This is how Cubs The Poet describes Cubs The Poet on Cubs The Poet’s Bandcamp page. Born Christian Davenport, the rapper’s story, according to a 2013 article in this very paper, goes a little like this: With one year left before completing a degree in psychology at Dillard University in New Orleans, he bailed, returning to Frederick to pursue his dream of being a poet. He gave himself six months and if he couldn’t work out his own financial stability, he said he would return to school.
College degree or not, he still managed to release August’s “The African Genius,” a seven-song mixtape of sorts that is as vague as it is promising, as lazy as it is frustrating. With only one song eclipsing the three-minute mark, each track feels like little more than a tease, which is fine in the mixtape world, but as for it being anything remotely close to a proper showcase for a self-reliant, critical-thinking mind …
… Well, that’s another story.
Perhaps the most revealing track is the first, “Waiting For.” Anchored by a solid hook — “Shootin’ in the dark/ That’s what it feels like/ Even though I’m left-handed/ It never feels right” — it’s the only time throughout all of “The African Genius” that Cubs seems to willingly stand front and center. His two verses are serviceable, and the laid-back beat fits his flow nicely, but the track’s lone achievement is making the listener beg for more. Which is a problem, of course, if that more doesn’t come.
And it doesn’t.
“The Stepover” samples Allen Iverson’s reflection on his near-legendary decision to literally step over Los Angeles Laker Tyronn Lue after nailing a long-distance jump shot in Game 1 of the 2001 NBA Finals. A fun way for hoop-heads to remember The Answer’s glare at his opponent? Of course. A true indication of how skilled or unskilled Cubs The Poet might be? Not a chance. His lone verse runs 31 seconds. The rest of the track is the same snippet of dialogue on a loop. “Schoolboy Q became the man of the year/ So I dropped out of school to be the man every year,” Cubs proclaims, yet he does little to back it up.
Ditto for “Janet Jackson” and “Be a Man,” two songs bogged down by movie quotes and spliced-in dialogue. The former utilizes Chris Tucker’s Smokey from 1995’s “Friday,” while the latter goes all “Forrest Gump” on it. Over. And over. And over again. Still, it’s the better of the two, if only for its dual movement approach.

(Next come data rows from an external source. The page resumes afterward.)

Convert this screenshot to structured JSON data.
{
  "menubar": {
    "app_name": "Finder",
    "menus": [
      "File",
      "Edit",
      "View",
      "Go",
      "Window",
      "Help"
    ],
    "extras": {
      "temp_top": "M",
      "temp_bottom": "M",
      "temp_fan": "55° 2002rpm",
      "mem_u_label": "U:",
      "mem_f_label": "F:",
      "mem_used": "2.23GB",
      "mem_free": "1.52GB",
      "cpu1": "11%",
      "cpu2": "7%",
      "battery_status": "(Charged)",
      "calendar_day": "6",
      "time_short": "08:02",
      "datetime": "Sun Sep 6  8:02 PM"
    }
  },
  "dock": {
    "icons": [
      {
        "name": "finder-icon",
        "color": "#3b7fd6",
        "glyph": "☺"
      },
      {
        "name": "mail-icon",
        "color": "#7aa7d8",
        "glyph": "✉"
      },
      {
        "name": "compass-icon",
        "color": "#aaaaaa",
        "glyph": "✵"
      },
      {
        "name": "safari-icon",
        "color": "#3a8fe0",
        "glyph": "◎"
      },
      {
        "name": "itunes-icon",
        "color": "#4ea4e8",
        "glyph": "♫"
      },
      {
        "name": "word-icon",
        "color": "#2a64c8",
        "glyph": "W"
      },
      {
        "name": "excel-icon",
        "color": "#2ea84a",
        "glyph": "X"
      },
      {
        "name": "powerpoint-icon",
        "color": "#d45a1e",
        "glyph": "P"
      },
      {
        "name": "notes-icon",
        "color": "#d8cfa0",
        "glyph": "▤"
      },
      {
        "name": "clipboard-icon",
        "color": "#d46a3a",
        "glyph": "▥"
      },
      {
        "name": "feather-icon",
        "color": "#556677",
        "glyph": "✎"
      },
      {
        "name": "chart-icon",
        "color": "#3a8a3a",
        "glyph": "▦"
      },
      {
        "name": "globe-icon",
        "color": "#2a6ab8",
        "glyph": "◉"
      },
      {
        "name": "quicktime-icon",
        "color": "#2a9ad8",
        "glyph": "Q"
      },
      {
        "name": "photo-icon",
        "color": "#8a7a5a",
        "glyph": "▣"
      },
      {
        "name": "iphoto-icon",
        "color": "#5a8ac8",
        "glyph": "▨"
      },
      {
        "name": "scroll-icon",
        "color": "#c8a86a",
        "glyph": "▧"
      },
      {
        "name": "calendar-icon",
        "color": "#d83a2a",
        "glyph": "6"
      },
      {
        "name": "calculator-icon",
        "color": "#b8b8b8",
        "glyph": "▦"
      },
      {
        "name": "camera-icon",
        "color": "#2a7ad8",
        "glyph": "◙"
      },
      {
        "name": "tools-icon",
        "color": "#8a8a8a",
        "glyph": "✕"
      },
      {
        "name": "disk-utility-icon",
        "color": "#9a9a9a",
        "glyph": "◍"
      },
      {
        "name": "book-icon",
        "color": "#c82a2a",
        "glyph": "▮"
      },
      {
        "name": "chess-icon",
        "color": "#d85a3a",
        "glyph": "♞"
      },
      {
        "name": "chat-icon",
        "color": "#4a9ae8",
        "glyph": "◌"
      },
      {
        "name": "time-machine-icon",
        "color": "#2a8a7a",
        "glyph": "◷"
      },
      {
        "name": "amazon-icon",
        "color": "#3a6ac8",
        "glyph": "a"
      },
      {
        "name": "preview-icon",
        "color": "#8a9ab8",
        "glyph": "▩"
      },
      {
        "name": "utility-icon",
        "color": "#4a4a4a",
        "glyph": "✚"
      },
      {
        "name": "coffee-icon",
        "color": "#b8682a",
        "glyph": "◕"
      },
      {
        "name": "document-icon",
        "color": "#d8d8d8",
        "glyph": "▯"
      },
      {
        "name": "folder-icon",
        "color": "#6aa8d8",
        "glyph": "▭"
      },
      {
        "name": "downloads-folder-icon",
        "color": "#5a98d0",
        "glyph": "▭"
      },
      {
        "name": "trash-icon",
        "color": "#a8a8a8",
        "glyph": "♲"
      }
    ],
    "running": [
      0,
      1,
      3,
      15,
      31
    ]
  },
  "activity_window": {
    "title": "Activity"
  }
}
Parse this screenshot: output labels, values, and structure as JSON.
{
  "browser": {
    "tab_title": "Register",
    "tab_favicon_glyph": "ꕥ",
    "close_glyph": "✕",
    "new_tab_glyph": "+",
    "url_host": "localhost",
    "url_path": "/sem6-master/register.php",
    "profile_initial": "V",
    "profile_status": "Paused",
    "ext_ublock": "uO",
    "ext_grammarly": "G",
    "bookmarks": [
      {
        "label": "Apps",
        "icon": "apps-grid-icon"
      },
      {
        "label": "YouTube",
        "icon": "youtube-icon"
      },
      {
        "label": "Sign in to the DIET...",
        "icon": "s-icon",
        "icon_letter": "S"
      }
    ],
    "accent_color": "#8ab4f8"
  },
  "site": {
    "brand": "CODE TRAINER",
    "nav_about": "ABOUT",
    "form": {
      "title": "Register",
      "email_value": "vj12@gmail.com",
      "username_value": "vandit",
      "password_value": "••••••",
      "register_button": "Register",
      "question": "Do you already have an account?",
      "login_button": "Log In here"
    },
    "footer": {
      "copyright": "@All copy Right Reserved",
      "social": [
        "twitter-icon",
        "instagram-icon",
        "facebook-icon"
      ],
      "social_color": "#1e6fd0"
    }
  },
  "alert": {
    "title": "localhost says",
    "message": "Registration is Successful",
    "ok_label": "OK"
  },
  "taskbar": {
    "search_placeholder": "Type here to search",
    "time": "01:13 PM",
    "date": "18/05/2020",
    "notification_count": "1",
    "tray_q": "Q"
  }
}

Split into two sections, the first half succeeds with a retrofitted hip-hop groove accentuated by the jazzy horns that actually give the song a bit of much-needed atmosphere. It’s a cool throwback that grants the production credibility, even if the beat is forced to lay buried underneath Jenny reprimanding Forrest.
The most disappointing moment comes in the form of “Sallie May Not.” A clear attempt at a made-for-pop-radio slow jam (as the kids say), it feels generic, an almost too-blatant stretch for stardom that recalls the most uninteresting side of someone like J. Cole. Even worse is its willingness to fall into hip-hop cliches. “I love them and I like them and we rolled up and we lightin,’” Cubs explains before leaning far too hard and far too often on his payoff lines: “Everything has changed/ Everything has changed” and “I no longer care/ I’m no longer there.” For someone who says he wants to redefine and reform the African-American mind, such locution comes off as lethargic and small-minded.
And truth be told, that’s the unmistakable conflict of “The African Genius.” It’s just not enough. If you’re going to advertise yourself as a critical thinker and drop out of school to be a professional poet (whatever that even means anymore), then you simply have to be more thought-provoking than Cubs The Poet is here, even when he’s at his best. Sure, he shows glimpses of potential if you look hard enough, but none of those offset the distance between expectation and reality.
Or, perhaps more tellingly, none of those glimpses ever seem to reconcile the difference between Christian Davenport The Person and Cubs The Poet.
** 2 STARS OUT OF 2 **